▶ [MATERIALS PROVIDED]
<<<<

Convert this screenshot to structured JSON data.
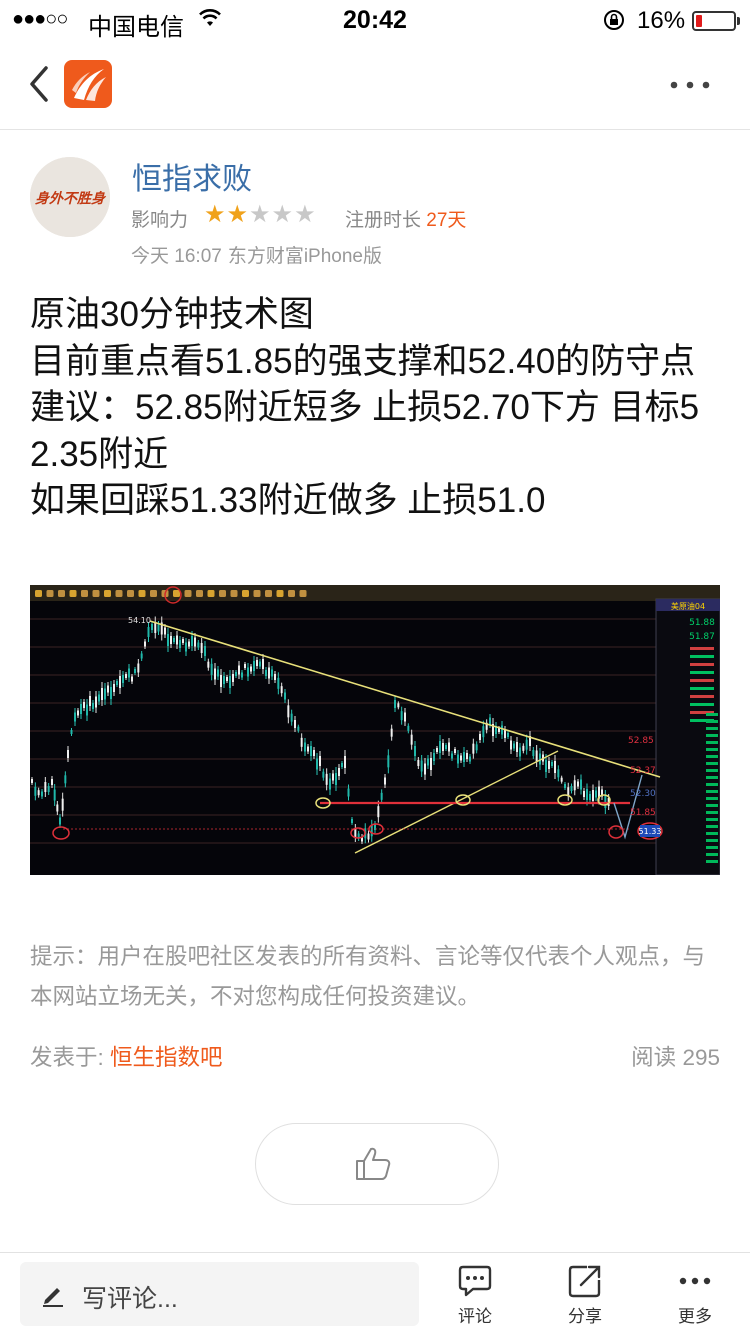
{
  "status_bar": {
    "signal": "●●●○○",
    "carrier": "中国电信",
    "time": "20:42",
    "battery": "16%",
    "battery_level": 0.16
  },
  "nav": {
    "back_icon": "chevron-left-icon",
    "logo_icon": "app-logo-icon",
    "more_icon": "ellipsis-icon"
  },
  "author": {
    "avatar_text": "身外不胜身",
    "name": "恒指求败",
    "influence_label": "影响力",
    "influence_stars": 2,
    "influence_stars_max": 5,
    "star_on": "★★",
    "star_off": "★★★",
    "reg_label": "注册时长",
    "reg_value": "27天",
    "post_time": "今天 16:07",
    "post_source": "东方财富iPhone版"
  },
  "post": {
    "lines": [
      "原油30分钟技术图",
      "目前重点看51.85的强支撑和52.40的防守点",
      "建议：52.85附近短多 止损52.70下方 目标52.35附近",
      "如果回踩51.33附近做多 止损51.0"
    ]
  },
  "chart_image": {
    "price_label_high": "54.10",
    "label_52_85": "52.85",
    "label_52_37": "52.37",
    "label_52_30": "52.30",
    "label_51_85": "51.85",
    "label_51_33": "51.33",
    "panel_title": "美原油04",
    "panel_price_1": "51.88",
    "panel_price_2": "51.87"
  },
  "disclaimer": {
    "text": "提示：用户在股吧社区发表的所有资料、言论等仅代表个人观点，与本网站立场无关，不对您构成任何投资建议。",
    "posted_in_label": "发表于:",
    "forum": "恒生指数吧",
    "reads_label": "阅读",
    "reads_count": "295"
  },
  "like": {
    "icon": "thumbs-up-icon"
  },
  "bottom_bar": {
    "comment_placeholder": "写评论...",
    "comment_label": "评论",
    "share_label": "分享",
    "more_label": "更多"
  },
  "colors": {
    "accent": "#ef5a1c",
    "author_blue": "#3a6ea8",
    "star": "#f0a21b",
    "muted": "#999999"
  }
}
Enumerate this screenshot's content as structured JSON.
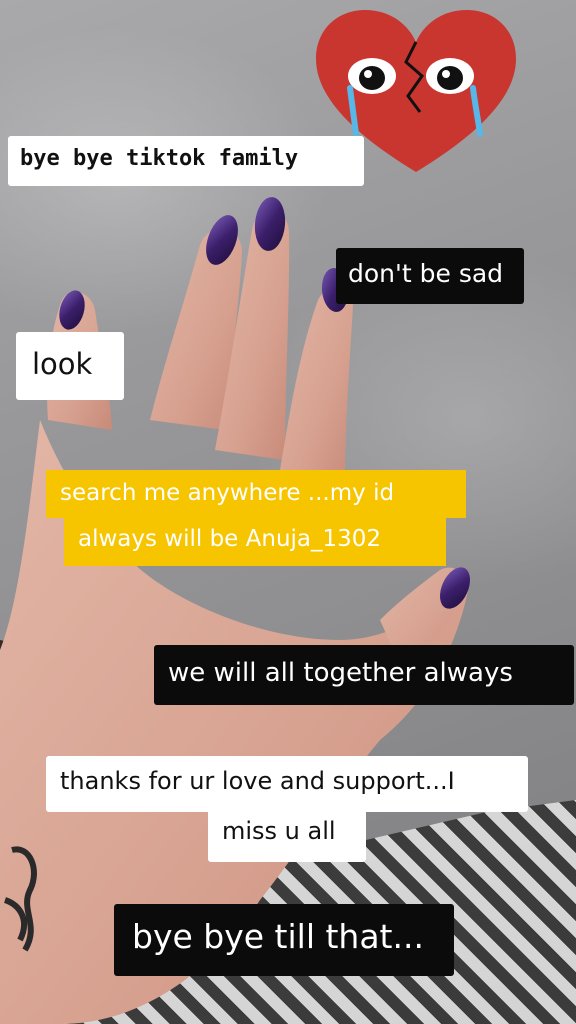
{
  "captions": {
    "bye_bye_family": "bye bye tiktok family",
    "dont_be_sad": "don't be sad",
    "look": "look",
    "search_line1": "search me anywhere ...my id",
    "search_line2": "always will be Anuja_1302",
    "together": "we will all together always",
    "thanks_line1": "thanks for ur love and support...I",
    "thanks_line2": "miss u all",
    "bye_bye_till": "bye bye till that..."
  },
  "colors": {
    "caption_yellow": "#f7c400",
    "caption_black": "#0b0b0b",
    "caption_white": "#ffffff",
    "nail_polish": "#3b1f6b",
    "heart_red": "#c8362f"
  },
  "stickers": {
    "heart": "crying-broken-heart-icon"
  }
}
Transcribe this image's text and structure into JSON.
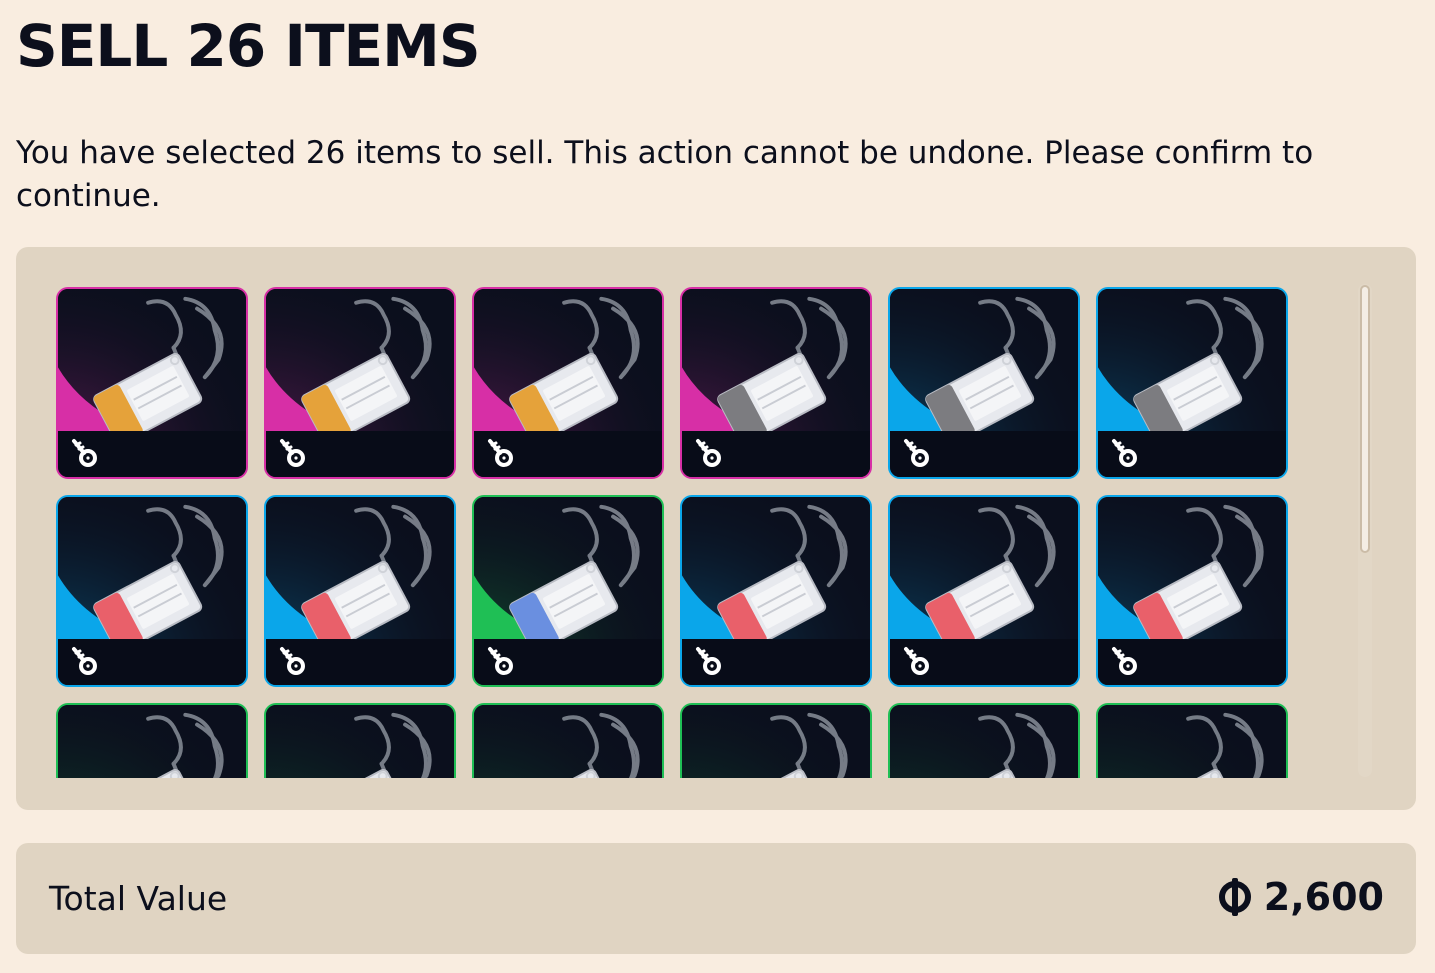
{
  "header": {
    "title": "SELL 26 ITEMS",
    "description": "You have selected 26 items to sell. This action cannot be undone. Please confirm to continue."
  },
  "items": [
    {
      "rarity": "pink",
      "color": "#d72fa6",
      "tag": "#e5a23a",
      "icon": "key-icon"
    },
    {
      "rarity": "pink",
      "color": "#d72fa6",
      "tag": "#e5a23a",
      "icon": "key-icon"
    },
    {
      "rarity": "pink",
      "color": "#d72fa6",
      "tag": "#e5a23a",
      "icon": "key-icon"
    },
    {
      "rarity": "pink",
      "color": "#d72fa6",
      "tag": "#7c7c80",
      "icon": "key-icon"
    },
    {
      "rarity": "blue",
      "color": "#0aa6ea",
      "tag": "#7c7c80",
      "icon": "key-icon"
    },
    {
      "rarity": "blue",
      "color": "#0aa6ea",
      "tag": "#7c7c80",
      "icon": "key-icon"
    },
    {
      "rarity": "blue",
      "color": "#0aa6ea",
      "tag": "#e9606a",
      "icon": "key-icon"
    },
    {
      "rarity": "blue",
      "color": "#0aa6ea",
      "tag": "#e9606a",
      "icon": "key-icon"
    },
    {
      "rarity": "green",
      "color": "#1fbf55",
      "tag": "#6a8fe0",
      "icon": "key-icon"
    },
    {
      "rarity": "blue",
      "color": "#0aa6ea",
      "tag": "#e9606a",
      "icon": "key-icon"
    },
    {
      "rarity": "blue",
      "color": "#0aa6ea",
      "tag": "#e9606a",
      "icon": "key-icon"
    },
    {
      "rarity": "blue",
      "color": "#0aa6ea",
      "tag": "#e9606a",
      "icon": "key-icon"
    },
    {
      "rarity": "green",
      "color": "#1fbf55",
      "tag": "#7c7c80",
      "icon": "key-icon"
    },
    {
      "rarity": "green",
      "color": "#1fbf55",
      "tag": "#7c7c80",
      "icon": "key-icon"
    },
    {
      "rarity": "green",
      "color": "#1fbf55",
      "tag": "#7c7c80",
      "icon": "key-icon"
    },
    {
      "rarity": "green",
      "color": "#1fbf55",
      "tag": "#7c7c80",
      "icon": "key-icon"
    },
    {
      "rarity": "green",
      "color": "#1fbf55",
      "tag": "#7c7c80",
      "icon": "key-icon"
    },
    {
      "rarity": "green",
      "color": "#1fbf55",
      "tag": "#7c7c80",
      "icon": "key-icon"
    }
  ],
  "total": {
    "label": "Total Value",
    "currency_icon": "coin-icon",
    "amount": "2,600"
  },
  "colors": {
    "background": "#f9ede0",
    "panel": "#e0d4c2",
    "text": "#0c0f1c",
    "card_dark": "#0b0f1d"
  }
}
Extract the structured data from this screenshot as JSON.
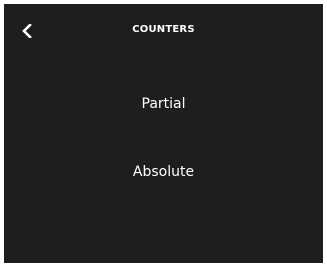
{
  "header": {
    "title": "COUNTERS",
    "back_icon": "chevron-left-icon"
  },
  "menu": {
    "items": [
      {
        "label": "Partial"
      },
      {
        "label": "Absolute"
      }
    ]
  },
  "colors": {
    "background": "#1f1e1d",
    "text": "#ffffff"
  }
}
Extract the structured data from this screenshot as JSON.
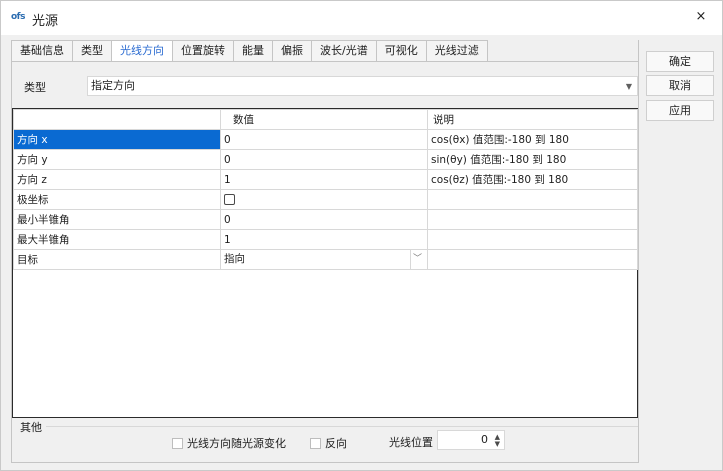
{
  "window": {
    "logo_text": "ofs",
    "title": "光源",
    "close_label": "×"
  },
  "tabs": [
    {
      "label": "基础信息",
      "active": false
    },
    {
      "label": "类型",
      "active": false
    },
    {
      "label": "光线方向",
      "active": true
    },
    {
      "label": "位置旋转",
      "active": false
    },
    {
      "label": "能量",
      "active": false
    },
    {
      "label": "偏振",
      "active": false
    },
    {
      "label": "波长/光谱",
      "active": false
    },
    {
      "label": "可视化",
      "active": false
    },
    {
      "label": "光线过滤",
      "active": false
    }
  ],
  "type_field": {
    "label": "类型",
    "value": "指定方向",
    "arrow": "▼"
  },
  "grid": {
    "headers": [
      "",
      "数值",
      "说明"
    ],
    "rows": [
      {
        "name": "方向 x",
        "value": "0",
        "note": "cos(θx) 值范围:-180 到 180",
        "selected": true
      },
      {
        "name": "方向 y",
        "value": "0",
        "note": "sin(θy) 值范围:-180 到 180"
      },
      {
        "name": "方向 z",
        "value": "1",
        "note": "cos(θz) 值范围:-180 到 180"
      },
      {
        "name": "极坐标",
        "value": "",
        "note": "",
        "checkbox": true
      },
      {
        "name": "最小半锥角",
        "value": "0",
        "note": ""
      },
      {
        "name": "最大半锥角",
        "value": "1",
        "note": ""
      },
      {
        "name": "目标",
        "value": "指向",
        "note": "",
        "combo": true
      }
    ]
  },
  "other": {
    "title": "其他",
    "follow_label": "光线方向随光源变化",
    "reverse_label": "反向",
    "position_label": "光线位置",
    "position_value": "0"
  },
  "buttons": {
    "ok": "确定",
    "cancel": "取消",
    "apply": "应用"
  }
}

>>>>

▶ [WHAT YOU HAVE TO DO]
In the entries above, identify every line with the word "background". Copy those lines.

▶ [OUTPUT OF THE TASK]
    "background": "#f9ede0",
    "background": "#1f1e1d",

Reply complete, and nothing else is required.